Licensed to Drive
Hard to believe it’s been sixteen years since I found myself trussed up like a prize turkey. Scratch that…it was more like pit row of a NASCAR race. Nurses were throwing iodine around like it was holy water, an IV line was being gouged into one arm, a blood pressure cuff was choking the life out of the other, and the doctor was at least elbow deep all up in my business when he exclaimed, “What the hell is that?”
I’m here to tell you that those aren’t exactly words of comfort for a soon-to-be mother! Especially one who just stopped by the office for a quick check-in before the big 4th of July holiday weekend. I even left the car running so the ice cream from the grocery store wouldn’t melt. #3 wasn’t due for a couple more weeks when she decided to make her entrance into the world. Scratch that…she changed her mind. That child was wedged up inside me in a cheerleader heel stretch, about as cockeyed as a baby could get. Now, Gentle Reader, don’t get jealous when I tell you the next part: I didn’t have a single labor pain. They knocked my butt out and placed #3 in a bassinet in a matter of minutes. I paid my dues later on, though, when #3 took her terrible two phase all the way to six. I wish I was exaggerating.
With multiple reassurances that her leg would quit flying up beside her head if we swaddled her tightly for a few days—this came from the same nurse who taught me the magical properties of cabbage leaves, so I totally trusted her—we took the baby home in an adorable yellow onesie with coordinating banana-printed britches.

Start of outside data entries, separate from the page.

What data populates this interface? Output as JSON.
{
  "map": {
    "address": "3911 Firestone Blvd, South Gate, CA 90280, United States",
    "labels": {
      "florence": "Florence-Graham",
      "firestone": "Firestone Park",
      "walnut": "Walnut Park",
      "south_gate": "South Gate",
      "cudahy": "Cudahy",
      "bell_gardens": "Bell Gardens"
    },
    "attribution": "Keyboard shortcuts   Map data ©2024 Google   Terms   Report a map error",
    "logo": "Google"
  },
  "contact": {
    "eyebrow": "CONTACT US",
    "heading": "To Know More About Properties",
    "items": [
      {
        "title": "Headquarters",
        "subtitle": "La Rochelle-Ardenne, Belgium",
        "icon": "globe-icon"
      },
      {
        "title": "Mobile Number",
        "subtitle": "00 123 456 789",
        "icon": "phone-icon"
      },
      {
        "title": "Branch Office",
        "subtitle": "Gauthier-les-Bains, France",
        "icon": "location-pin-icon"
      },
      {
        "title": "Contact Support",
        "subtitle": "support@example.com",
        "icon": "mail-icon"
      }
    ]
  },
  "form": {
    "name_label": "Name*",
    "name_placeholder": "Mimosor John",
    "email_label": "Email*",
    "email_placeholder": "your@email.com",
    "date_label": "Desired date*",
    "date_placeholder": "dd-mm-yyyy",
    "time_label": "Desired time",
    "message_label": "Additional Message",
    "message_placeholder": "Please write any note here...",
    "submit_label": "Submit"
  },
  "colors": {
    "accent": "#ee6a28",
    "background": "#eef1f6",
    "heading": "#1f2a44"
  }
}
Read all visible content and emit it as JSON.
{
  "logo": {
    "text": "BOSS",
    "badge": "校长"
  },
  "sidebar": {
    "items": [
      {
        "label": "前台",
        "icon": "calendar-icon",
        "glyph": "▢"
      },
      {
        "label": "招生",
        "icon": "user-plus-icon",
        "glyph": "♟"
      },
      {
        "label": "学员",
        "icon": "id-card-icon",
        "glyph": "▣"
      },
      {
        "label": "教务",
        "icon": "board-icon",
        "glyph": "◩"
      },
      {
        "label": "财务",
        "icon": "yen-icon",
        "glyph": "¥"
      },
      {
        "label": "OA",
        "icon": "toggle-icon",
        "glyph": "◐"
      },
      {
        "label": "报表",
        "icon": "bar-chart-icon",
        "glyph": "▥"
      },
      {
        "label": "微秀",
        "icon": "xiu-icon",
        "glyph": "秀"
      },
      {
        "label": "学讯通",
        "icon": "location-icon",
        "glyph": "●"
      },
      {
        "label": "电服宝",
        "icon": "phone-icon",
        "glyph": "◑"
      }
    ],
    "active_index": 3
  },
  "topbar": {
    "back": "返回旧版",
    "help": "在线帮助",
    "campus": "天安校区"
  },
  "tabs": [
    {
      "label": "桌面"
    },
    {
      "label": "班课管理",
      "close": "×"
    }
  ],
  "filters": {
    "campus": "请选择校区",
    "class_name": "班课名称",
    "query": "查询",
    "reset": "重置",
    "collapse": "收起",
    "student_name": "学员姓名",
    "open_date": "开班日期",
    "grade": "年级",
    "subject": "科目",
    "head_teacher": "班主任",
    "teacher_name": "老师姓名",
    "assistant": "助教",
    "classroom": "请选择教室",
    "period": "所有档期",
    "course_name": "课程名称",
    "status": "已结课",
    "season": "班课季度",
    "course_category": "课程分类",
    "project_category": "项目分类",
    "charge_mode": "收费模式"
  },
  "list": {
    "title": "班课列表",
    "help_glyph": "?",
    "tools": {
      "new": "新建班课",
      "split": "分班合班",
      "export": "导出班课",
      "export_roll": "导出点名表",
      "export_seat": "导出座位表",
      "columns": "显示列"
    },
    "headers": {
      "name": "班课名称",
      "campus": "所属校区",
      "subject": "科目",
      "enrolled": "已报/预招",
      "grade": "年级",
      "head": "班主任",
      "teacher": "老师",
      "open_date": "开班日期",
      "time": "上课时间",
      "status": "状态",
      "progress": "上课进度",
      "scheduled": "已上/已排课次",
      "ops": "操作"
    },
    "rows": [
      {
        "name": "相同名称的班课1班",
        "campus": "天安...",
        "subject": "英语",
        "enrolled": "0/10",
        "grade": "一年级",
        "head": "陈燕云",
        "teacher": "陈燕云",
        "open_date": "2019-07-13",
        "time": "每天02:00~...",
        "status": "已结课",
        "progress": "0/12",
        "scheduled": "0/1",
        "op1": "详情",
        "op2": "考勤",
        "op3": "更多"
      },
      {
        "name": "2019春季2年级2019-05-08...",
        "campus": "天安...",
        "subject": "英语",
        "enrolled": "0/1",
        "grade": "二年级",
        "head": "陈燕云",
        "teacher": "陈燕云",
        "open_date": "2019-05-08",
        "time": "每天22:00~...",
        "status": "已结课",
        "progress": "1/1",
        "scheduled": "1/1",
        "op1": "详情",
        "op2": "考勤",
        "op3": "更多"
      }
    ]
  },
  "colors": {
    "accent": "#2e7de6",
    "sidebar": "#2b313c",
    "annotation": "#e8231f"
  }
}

Fast-forward 16 years and #3 now has a banana-colored vehicle to mark her next big entrance into the world. Her first solo destination was her grandparents’ house, just a mile or two away. Bless her heart, she got that vehicle wedged between our other cars, about as cockeyed as a driver can get. Her textbook three-point turn morphed into about a fifteen-point turn before she made it safely out of the driveway and onto the –deep breaths, Mom—actual road.
People (the older ones) always tell you how fast the time goes…how one minute they’re in banana britches and the next they’re out the door having their own adventures. People (the older ones) always tell you how you’ll see the best and worst of yourself in them. How you’ll get back every ounce of misery and joy you gave your parents plus interest.
It’s hard to appreciate the sheer magnitude of parenthood when